25 14 The Challenge in Disaster Reduction for the Water and Sanitation Sector Identifying hazards and applying measures to reduce vulnerability in water and sanitation systems are tools that protect the investment made in installing infrastructure and the financial viability of service providers following a disaster. It is critical for risk management to be adapted to the environment where projects are carried out. The work should be done with a multi-disciplinary approach and coordinated with other sectors to identify hazards in the services. In cities where the systems cover large areas and are the responsibility El Niño ( ) and its Impact on the Water and Sanitation Infrastructure in Peru Recurrent phenomena such as El Niño in certain areas of Peru give rise to discouraging figures, as in the case of the impact on the water and sanitation systems during According to information gathered by the Peruvian Ministry of Health and PAHO/WHO, rural areas reported the collapse of 199 water supply systems that served a population of 156,000. The deterioration of health conditions, aggravated by shortages or worsening of the water and sanitation services were made evident by a 3.2% increase in cases of acute gastrointestinal illnesses in the first months of El Niño. EPS - GRAU - Perú As a result of damage to sewage systems and latrines in the area affected by El Niño, the Ministry of Health reported the installation of 3,532 latrines to serve a population of 17,600.
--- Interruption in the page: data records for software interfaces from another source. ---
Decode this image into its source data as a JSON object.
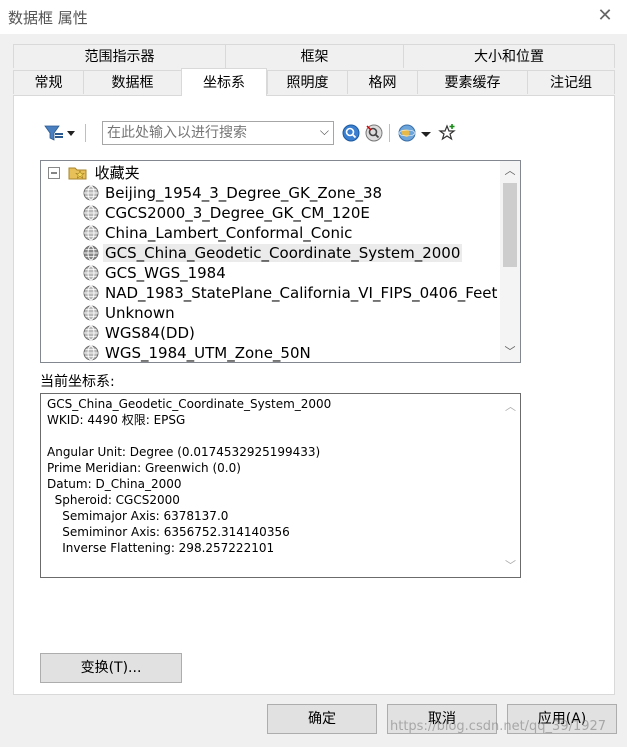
{
  "window": {
    "title": "数据框 属性",
    "close_icon": "close-icon"
  },
  "tabs_row1": [
    "范围指示器",
    "框架",
    "大小和位置"
  ],
  "tabs_row2": [
    "常规",
    "数据框",
    "坐标系",
    "照明度",
    "格网",
    "要素缓存",
    "注记组"
  ],
  "active_tab": "坐标系",
  "toolbar": {
    "search_placeholder": "在此处输入以进行搜索",
    "icons": [
      "filter-icon",
      "dropdown-arrow-icon",
      "search-icon",
      "clear-search-icon",
      "globe-icon",
      "dropdown-arrow-icon",
      "add-favorite-icon"
    ]
  },
  "tree": {
    "root_label": "收藏夹",
    "items": [
      "Beijing_1954_3_Degree_GK_Zone_38",
      "CGCS2000_3_Degree_GK_CM_120E",
      "China_Lambert_Conformal_Conic",
      "GCS_China_Geodetic_Coordinate_System_2000",
      "GCS_WGS_1984",
      "NAD_1983_StatePlane_California_VI_FIPS_0406_Feet",
      "Unknown",
      "WGS84(DD)",
      "WGS_1984_UTM_Zone_50N"
    ],
    "selected_index": 3
  },
  "current_cs": {
    "label": "当前坐标系:",
    "lines": [
      "GCS_China_Geodetic_Coordinate_System_2000",
      "WKID: 4490 权限: EPSG",
      "",
      "Angular Unit: Degree (0.0174532925199433)",
      "Prime Meridian: Greenwich (0.0)",
      "Datum: D_China_2000",
      "  Spheroid: CGCS2000",
      "    Semimajor Axis: 6378137.0",
      "    Semiminor Axis: 6356752.314140356",
      "    Inverse Flattening: 298.257222101"
    ]
  },
  "buttons": {
    "transform": "变换(T)...",
    "ok": "确定",
    "cancel": "取消",
    "apply": "应用(A)"
  },
  "watermark": "https://blog.csdn.net/qq_39/1927"
}
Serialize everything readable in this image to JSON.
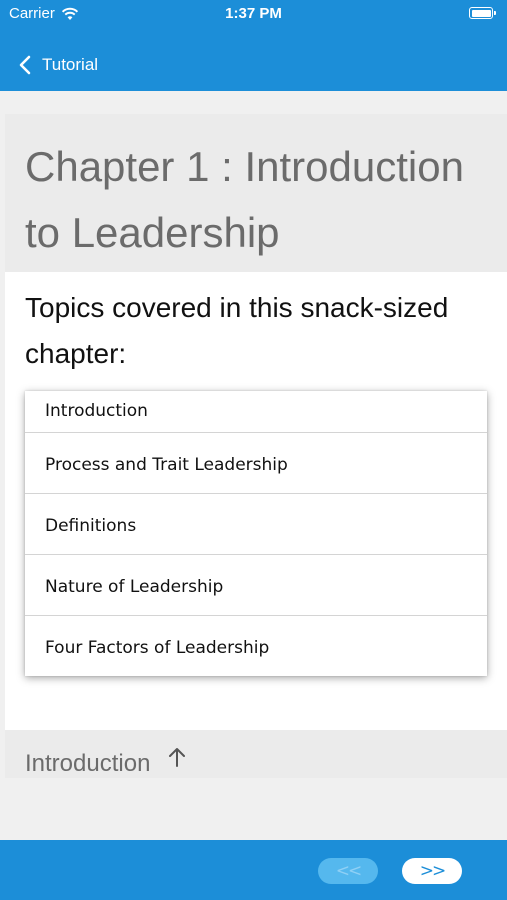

26 2 - Ensuring Water and Sanitation Services Against Disasters 15 of provider companies, specific studies that identify the most vulnerable areas and the major hazards should be carried out. In the rural and peri-urban environments where systems are smaller and resources limited, the involvement of the community is essential, especially in identifying hazards in a particular area. In rural areas where information is limited, the community s knowledge about its own environment is an important source of information about hazards. It is both feasible and desirable to make use of this knowledge in phases of the project, thereby fostering the active participation of the community by involving it in the conception and decision-making about a project, and promoting the community s control of the project and or/system. Water and sanitation projects become a platform for the identification of hazards and risks in a community s environment and allow risk management to develop in an integral way. Community participation is central to this process. The use of appropriate materials and technology for the existing risk and a dynamic process for updating design standards are indispensable for effective vulnerability reduction in the systems. To this end, it is necessary to have participation of actors who can contribute to the ongoing development of technologies and adaptation of design criteria, taking into account that vulnerability reduction is an important factor in achieving sustainable water and sanitation systems.